but win it he did and he is a good player and hope he gets back to somewhere near his best.

Anonymous said...

Can't understand why anyone thinks 2006 was a weak time for the championship. John Higgins and Ken Doherty had both had a great season, Shaun Murphy had re-discovered his form in the run-up to the defence of his title, players like Neil Robertson and Marco Fu were on really good form, and you could hardly face a tougher opponent in the final than Peter Ebdon.

As for the point about Dott's short time between winning the championship and having to qualify for it, it certainly looks like the shortest, but not by the margin you might think.

Dott won the championship in 2006 and dropped out of the top 16 three years later. Joe Johnson was champion in 1986, and he fell out of the top 16 four years later. Even Mark Williams took only a bit longer, winning in Sheffield in 2003 but losing his top 16 place five years after that.

And finally, I agree with the view that Dott is a good bet to get back in the top 16. He's still young enough to have some good years ahead, and you can be sure he'll give it everything he's got to get back in there.

JohnH said...

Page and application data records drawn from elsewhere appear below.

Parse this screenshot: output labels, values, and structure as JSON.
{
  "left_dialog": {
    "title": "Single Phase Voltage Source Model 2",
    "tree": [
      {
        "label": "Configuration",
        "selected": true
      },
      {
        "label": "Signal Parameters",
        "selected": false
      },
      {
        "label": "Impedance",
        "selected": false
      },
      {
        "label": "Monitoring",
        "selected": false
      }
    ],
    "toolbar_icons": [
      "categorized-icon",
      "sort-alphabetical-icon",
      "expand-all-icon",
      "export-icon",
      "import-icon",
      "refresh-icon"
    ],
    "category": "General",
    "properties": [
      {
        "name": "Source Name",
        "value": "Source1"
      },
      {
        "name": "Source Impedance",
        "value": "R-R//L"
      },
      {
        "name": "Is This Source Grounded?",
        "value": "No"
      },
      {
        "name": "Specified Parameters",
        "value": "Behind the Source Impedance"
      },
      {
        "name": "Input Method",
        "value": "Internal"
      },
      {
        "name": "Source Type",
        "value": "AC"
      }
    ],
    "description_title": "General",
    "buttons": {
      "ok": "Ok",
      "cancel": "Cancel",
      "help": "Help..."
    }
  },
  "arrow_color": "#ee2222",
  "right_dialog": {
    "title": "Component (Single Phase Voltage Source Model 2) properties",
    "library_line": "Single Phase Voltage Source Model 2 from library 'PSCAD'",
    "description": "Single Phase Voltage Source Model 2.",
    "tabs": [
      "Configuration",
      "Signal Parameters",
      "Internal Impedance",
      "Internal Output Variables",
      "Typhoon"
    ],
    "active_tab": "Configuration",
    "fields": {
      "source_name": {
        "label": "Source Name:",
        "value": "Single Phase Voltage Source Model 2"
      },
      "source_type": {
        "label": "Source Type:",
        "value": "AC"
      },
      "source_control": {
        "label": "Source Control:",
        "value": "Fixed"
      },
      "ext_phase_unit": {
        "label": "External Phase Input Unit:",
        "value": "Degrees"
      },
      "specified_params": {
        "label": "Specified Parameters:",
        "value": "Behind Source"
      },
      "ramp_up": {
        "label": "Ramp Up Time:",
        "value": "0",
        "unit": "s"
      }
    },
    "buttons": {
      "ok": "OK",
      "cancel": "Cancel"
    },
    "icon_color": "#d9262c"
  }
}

I would not be surprised to see him back in the top 4 within three years

Anonymous said...

with respect by then he would be about 35 and if Higgins and Ronnie stil there at the same time this sport is going backwards to the time top players was 40.

its time for change and time young players step it right up.

Betty Logan said...

Let's not forget that had he won his first round match in 2007 he would have been virtually guaranteed to be World Number 1 as well!

However he is one of the few world champions who was never world class - Joe Johnson possible the only other from the modern era. I would have said Peter Ebdon after he won his also but he has cemented his standing with the Uk title. I think it's also fair to say he didn't beat Ronnie entirely on merit either which does tarnish the achievement slightly, but doesn't make it undeserved.

But he's a player that punches above his weight. In a game littered with underachievers Dott is one of a much rarer breed - an over-achiever and it's a pleasant reminder that there is more factors of success than just talent!